“Centering” isn’t a major concept in any therapeutic modality that I practice, yet it is so integral to how I conceive mental health and thriving. In my practice, “centered” means you are aware of your body and able to work with it as a partner and an ally. You take good care of your physical self and are rewarded with mental clarity and intuition. In short- good stuff!


We all know what it’s like to be “off center”- we make choices we later regret, say things we don’t mean, and generally don’t feel like ourselves. If we’re lucky, or we’ve done a lot of personal work- we can sometimes know that we’re off center. But knowing doesn’t always mean we can “snap back” to a clear, calm sense of self.

Here are some ways that I, and my clients, know that we are centered

  • We can feel our feet on the ground
  • We can breathe easily
  • Our heads feel pretty clear
  • We are aware of what emotions we’re feeling
  • We are aware of where we are in space
  • We can engage with others with clear boundaries and genuine curiosity
  • We feel connected to our values
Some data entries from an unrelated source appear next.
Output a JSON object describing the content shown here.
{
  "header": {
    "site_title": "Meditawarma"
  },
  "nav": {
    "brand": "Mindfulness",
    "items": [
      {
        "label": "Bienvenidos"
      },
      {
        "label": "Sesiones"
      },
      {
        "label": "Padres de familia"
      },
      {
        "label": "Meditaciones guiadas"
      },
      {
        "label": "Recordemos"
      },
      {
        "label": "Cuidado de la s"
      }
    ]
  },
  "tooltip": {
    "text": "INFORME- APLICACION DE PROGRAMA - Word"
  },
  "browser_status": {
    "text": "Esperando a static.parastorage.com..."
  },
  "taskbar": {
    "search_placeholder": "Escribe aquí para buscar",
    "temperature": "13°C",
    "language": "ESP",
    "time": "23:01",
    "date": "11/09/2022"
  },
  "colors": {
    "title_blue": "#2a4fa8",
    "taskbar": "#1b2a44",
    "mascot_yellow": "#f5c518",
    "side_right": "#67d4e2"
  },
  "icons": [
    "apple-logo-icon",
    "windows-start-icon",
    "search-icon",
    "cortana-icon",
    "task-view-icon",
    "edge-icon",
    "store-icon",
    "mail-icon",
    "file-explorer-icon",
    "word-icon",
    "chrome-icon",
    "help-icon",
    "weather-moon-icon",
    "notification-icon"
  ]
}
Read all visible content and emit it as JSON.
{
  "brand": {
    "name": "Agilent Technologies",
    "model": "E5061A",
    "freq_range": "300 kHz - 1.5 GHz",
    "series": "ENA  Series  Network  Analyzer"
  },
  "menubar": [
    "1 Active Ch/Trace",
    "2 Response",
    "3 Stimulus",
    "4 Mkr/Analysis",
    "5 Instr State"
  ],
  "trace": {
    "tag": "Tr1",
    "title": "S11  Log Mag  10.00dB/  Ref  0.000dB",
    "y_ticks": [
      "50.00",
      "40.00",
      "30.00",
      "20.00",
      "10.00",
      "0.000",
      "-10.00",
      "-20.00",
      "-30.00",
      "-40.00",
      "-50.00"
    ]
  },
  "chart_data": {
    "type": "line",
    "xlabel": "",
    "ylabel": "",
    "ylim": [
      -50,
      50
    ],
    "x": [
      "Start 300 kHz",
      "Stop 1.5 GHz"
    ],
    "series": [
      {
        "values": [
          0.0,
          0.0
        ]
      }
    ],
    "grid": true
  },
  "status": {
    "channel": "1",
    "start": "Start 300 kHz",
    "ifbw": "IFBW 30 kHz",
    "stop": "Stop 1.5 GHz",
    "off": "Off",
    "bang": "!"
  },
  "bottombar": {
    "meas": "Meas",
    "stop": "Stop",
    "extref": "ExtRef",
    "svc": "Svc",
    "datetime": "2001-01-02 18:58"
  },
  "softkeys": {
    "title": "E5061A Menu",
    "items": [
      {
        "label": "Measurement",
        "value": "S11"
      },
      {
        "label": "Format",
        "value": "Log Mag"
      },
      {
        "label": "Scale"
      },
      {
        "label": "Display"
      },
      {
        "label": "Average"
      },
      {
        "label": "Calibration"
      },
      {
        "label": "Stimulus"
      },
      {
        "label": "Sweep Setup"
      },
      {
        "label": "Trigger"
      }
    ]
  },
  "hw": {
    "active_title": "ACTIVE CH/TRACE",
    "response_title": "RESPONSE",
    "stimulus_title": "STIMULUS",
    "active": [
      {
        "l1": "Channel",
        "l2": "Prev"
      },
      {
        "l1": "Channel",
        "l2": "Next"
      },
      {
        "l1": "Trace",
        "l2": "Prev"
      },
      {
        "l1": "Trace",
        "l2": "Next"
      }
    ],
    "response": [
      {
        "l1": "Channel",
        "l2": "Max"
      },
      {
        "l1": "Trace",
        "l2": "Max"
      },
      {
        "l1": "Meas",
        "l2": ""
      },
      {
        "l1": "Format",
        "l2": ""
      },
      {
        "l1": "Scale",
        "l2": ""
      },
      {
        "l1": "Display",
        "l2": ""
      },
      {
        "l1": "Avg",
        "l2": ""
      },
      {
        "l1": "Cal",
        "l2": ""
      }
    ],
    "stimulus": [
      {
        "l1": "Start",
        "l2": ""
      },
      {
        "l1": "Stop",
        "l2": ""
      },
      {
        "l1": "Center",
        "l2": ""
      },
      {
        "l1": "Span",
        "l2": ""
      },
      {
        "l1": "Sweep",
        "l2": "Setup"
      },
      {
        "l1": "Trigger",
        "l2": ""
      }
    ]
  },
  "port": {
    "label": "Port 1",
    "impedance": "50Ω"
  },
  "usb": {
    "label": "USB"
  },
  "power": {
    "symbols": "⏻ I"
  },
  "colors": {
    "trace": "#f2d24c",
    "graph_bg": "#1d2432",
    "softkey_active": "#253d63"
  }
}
Getting “off center” is a natural part of day-to-day life and usually nothing to worry about- unless you spend the majority of your time there. You can maintain center by attending to your physical and emotional needs:

  • Making sure you are well hydrated
  • Making sure you are well fed
  • Making sure your body is comfortable
  • Taking a mental inventory of your stressors and fears


If you think about centering as a bullseye, this basic self-care will at least get you near the outer circle! Once you can actually see your target, you can refine a little more by engaging mindfulness:

  • What sounds can you hear? Notice sounds both close to you, inside the room or building you’re in, then sounds further away, perhaps a few blocks.
  • Feel the weight of your body on whatever is supporting it right now (chair, bed, floor)
  • How deeply can you breathe without pushing or forcing anything? If it’s shallow or fast, that’s totally fine. Focus on releasing tension with your exhales, and inviting the inhales deeper into your belly.
  • What is the quality of your thoughts right now? Are they fast or slow, agitated or curious?
  • Do you know how you’re feeling right now? If it’s “okay,” probe a little deeper to see if it’s something like “numb” or “content” or “distracted.”


I hope you can generally get yourself back to somewhere-near-center on your own, but if you’re having a hard time getting there frequently, it might be time to get some help. Schedule an intro call with me here to see if counseling is what you need to get back to your center.